Tickets for all nine shows including the live Grand Final went on sale at 12pm GMT today (March 7) and the final sold out within 36 minutes. The remaining shows filled up around an hour later.
Up to 6,000 were made available to purchase across nine shows but many people complained that “Error 503” messages kept coming up on screen, claiming their session had timed out, while others were met with claims they could be a bot.
All #Eurovision2023 shows including previews are now SOLD OUT.
Demand was super high but don’t forget we have 3 amazing TV shows planned for this year's Contest & lots of Eurovision activities and parties around Liverpool during the event!

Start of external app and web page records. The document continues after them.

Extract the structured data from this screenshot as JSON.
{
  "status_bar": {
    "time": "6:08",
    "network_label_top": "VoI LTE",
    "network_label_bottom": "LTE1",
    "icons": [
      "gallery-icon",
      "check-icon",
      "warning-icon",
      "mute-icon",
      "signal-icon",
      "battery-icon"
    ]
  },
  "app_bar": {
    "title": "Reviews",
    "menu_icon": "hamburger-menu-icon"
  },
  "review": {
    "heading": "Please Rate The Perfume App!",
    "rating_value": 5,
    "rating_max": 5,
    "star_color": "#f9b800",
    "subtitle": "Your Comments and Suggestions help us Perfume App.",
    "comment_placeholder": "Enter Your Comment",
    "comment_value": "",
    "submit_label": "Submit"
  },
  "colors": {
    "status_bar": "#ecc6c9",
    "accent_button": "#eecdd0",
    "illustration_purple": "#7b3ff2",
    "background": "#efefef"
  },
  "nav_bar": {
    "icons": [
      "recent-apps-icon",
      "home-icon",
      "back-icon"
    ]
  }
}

— Eurovision Song Contest (@Eurovision) March 7, 2023
Organisers later said the demand was “super high” and that fans who didn’t manage to get tickets can still take part in the event. Liverpool is hosting a cultural festival and a Eurovision fan zone, which can hold 25,000 people at the city’s Pier Head.

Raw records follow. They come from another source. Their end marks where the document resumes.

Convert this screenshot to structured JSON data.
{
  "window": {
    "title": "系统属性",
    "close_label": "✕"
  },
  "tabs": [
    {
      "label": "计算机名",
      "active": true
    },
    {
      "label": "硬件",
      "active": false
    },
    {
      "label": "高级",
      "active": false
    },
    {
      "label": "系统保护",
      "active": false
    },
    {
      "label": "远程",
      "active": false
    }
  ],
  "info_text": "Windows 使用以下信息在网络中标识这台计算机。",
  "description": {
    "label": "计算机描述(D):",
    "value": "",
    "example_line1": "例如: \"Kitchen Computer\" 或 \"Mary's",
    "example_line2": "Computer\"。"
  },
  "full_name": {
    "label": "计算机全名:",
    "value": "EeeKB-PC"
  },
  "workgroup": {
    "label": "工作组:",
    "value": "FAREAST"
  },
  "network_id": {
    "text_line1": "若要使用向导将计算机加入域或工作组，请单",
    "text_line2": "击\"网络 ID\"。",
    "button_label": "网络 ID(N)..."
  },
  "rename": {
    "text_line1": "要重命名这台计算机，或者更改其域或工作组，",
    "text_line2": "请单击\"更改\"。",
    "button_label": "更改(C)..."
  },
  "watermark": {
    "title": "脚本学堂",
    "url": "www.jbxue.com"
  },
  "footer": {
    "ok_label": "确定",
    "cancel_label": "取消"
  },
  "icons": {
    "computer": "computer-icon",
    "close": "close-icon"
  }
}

A further 3,000 tickets are set to be made available for displaced Ukrainians living in the UK to mark Kalush Orchestra‘s victory at last year’s event.
The BBC recently announced its presenting and commentary line-up, including Graham Norton, Julia Sanina, Hannah Waddingham, Alesha Dixon, Timur Miroshnychenko, Sam Quek, Mel Giedroyc, Scott Mills, Rylan and Claire Sweeney.
The semi-finals on May 9-11 will be presented by Ukrainian singer Julia Sanina, Waddingham and Dixon, with the Grand Final hosted by Eurovision stalwart Norton alongside Sanina, Waddingham and Dixon.
The artist who is currently the bookmakers’ favourite act to represent the UK at this year’s event is Lymington singer-songwriter Birdy.
Elsewhere, the stage design for the contest was recently revealed, designed to look like a wide hug enfolding the arena.
At the beginning of February, in preparation to host the contest, Liverpool City Council started looking for 500 “friendly” volunteers to help out.